Strategies for social video success

Strategies for social video success

How to commission/produce videos that get shared on social media and have an impact

Facebook generates 8 billion video views/day. But how do you commission videos that will get widely shared unless you have a Hollywood budget?

Learn the secrets behind why videos are shared and how to reach a much wider audience. You will leave with an understanding of current opportunities for online video and practical ways to increase your impact without increasing your budget.

Topics covered:
  • Current trends and styles in online video
  • Pros and cons of YouTube, Facebook, Twitter, Instagram and Vine
  • Developing briefs for shareable videos
  • Opportunities for in house video
  • Video advertising and seeding
  • Measuring and reporting impact
campaigners, fundraisers, media officers, digital experts, communicators, designers, etc.
£400 (including lunch)
Oxford, UK
Export event to your calendar.


By 2019 video will account for 80 percent of global internet traffic. While many organisations recognise the huge potential for online video, often they don’t have the expertise to take advantage of it. Videos are commissioned that are professionally produced and meet the brief, but fail to be widely shared.

The truth is that the online video landscape is changing so quickly, styles of video that may have worked a few years ago no longer gain traction on social media. The good news is that if you understand the new world of social video it is possible to produce highly shareable video content without a huge budget.

In the two weeks of the recent Paris climate talks Richard produced videos that were viewed over 10,000,000 times and grew the New Internationalist Facebook Page from 28,000 to 68,000 Likes. The viral video “Undercover police crackdown on freedom of speech in Paris” was alone shared more than 140,000 times on Facebook.

In one day he will explain the creative approach he used to achieve these results and practical advice on how you can create more shareable video content.

By the end of the day you will understand how to take advantage of online video in a strategic way.

The course is perfect for those working in digital strategy, communications, social media and others involved in commissioning or producing videos in house.

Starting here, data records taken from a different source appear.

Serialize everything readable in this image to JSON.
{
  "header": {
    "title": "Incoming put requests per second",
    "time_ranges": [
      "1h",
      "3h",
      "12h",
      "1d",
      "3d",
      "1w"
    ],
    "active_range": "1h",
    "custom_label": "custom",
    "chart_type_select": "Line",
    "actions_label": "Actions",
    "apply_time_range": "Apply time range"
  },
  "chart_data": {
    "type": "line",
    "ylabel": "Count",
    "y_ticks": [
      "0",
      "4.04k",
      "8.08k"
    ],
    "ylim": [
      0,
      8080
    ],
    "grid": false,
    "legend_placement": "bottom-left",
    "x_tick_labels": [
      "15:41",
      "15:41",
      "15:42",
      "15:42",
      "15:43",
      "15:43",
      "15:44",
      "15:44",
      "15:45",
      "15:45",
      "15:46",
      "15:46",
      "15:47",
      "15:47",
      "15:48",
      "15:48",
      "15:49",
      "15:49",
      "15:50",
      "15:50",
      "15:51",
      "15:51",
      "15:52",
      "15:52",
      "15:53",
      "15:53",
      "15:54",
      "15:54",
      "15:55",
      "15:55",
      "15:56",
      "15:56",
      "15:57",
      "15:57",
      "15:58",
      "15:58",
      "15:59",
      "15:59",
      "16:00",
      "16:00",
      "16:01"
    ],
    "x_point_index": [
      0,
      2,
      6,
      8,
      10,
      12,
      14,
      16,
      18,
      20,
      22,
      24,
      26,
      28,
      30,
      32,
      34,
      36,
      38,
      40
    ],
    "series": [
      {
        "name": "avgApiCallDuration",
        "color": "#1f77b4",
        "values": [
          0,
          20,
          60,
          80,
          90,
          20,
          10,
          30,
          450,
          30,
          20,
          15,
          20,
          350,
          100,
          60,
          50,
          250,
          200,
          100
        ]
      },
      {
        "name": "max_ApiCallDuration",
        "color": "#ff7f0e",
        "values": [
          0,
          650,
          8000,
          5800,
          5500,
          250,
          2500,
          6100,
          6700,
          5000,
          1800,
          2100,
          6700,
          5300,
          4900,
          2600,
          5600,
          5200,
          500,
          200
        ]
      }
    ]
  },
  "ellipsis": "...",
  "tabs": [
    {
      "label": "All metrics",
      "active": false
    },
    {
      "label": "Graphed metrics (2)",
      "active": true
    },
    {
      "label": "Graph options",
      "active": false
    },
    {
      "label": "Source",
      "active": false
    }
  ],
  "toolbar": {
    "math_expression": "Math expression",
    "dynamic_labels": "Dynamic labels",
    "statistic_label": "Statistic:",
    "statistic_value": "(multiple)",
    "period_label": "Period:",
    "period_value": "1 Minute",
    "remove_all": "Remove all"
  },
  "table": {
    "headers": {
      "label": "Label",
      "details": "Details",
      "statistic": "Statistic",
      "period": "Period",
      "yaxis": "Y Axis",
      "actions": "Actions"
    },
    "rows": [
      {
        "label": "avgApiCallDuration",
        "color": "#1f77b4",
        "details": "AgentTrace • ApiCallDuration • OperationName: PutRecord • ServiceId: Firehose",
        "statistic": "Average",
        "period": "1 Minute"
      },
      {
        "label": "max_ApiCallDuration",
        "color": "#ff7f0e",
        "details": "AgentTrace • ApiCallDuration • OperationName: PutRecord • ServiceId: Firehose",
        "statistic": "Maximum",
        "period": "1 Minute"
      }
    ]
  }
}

Strategies for social video success
08:45-09:00 Check in: grab your name tag and say hello! You also might want to grab a cup of coffee or tea
09:00-09:30 Welcome and introduction: An overview of the training day.
09:30-10:15 Current Trends in Online Video: An overview of the current online video landscape including the growth of platforms like Facebook video, Instagram and Vine and the current trends within charities and NGOs.
10:15-11:00 The Mechanics of Video Sharing: By analysing how videos are shared online we can understand why certain videos go viral and others don’t.
11:00-11:30 Break
11:30-13:00 Strategies to Produce Videos that are Widely Shared: Explanation of the evidence based strategies that Richard used during the Paris climate talks to produce highly shareable videos. Practical advice on the styles of video that are most shared and how to develop video briefs to be more shareable.
13:00-14:00 Lunch (included) & table discussions
14:00-15:30 Strategies to Increase Impact: Using video successfully means having a big impact for a relatively small investment. This covers strategies to increase the impact of videos without increasing your budget. Analytics tools like Facebook Insights and YouTube Analytics will allow you to measure and report this impact.
15:30-16:00 Break
16:00-17:00 Developing an Online Video Strategy: How you can take advantage of online video in a strategic way in your organisation.
17:00-17:30 Participant Q&A / Discussion Time for addressing any unanswered questions, discussing the learning, etc.
17:30 End of training day
About the Trainer

Richard RoafRichard is Director of Alter Eco where he produces videos for organisations including Greenpeace International, The World Bank,, Restless Development and Leonard Cheshire Disability.

Richard has been producing videos for seven years during which time he has developed an expertise in why people share videos online. He applied this knowledge during the recent 2015 Paris climate talks to create videos that were shared over 200,000 times on Facebook and overtook Obama by creating the most watched Facebook video on the first day of the talks.

He is now working with 38 Degrees and Greenpeace UK to regularly produce shareable videos for social media.

“In less than 24 hours, Richard managed to produce a video for us that has been shared over thirty thousand times and viewed more than three quarters of a million times. His expertise in online video has allowed us to achieve huge results with limited resources.”
Rowan Pereira, 38 Degrees

He has convened video sessions at three past ECFs and has written on “Why did the Save the Children Syria video go viral?

by Duane Raymond published Jan 31, 2013,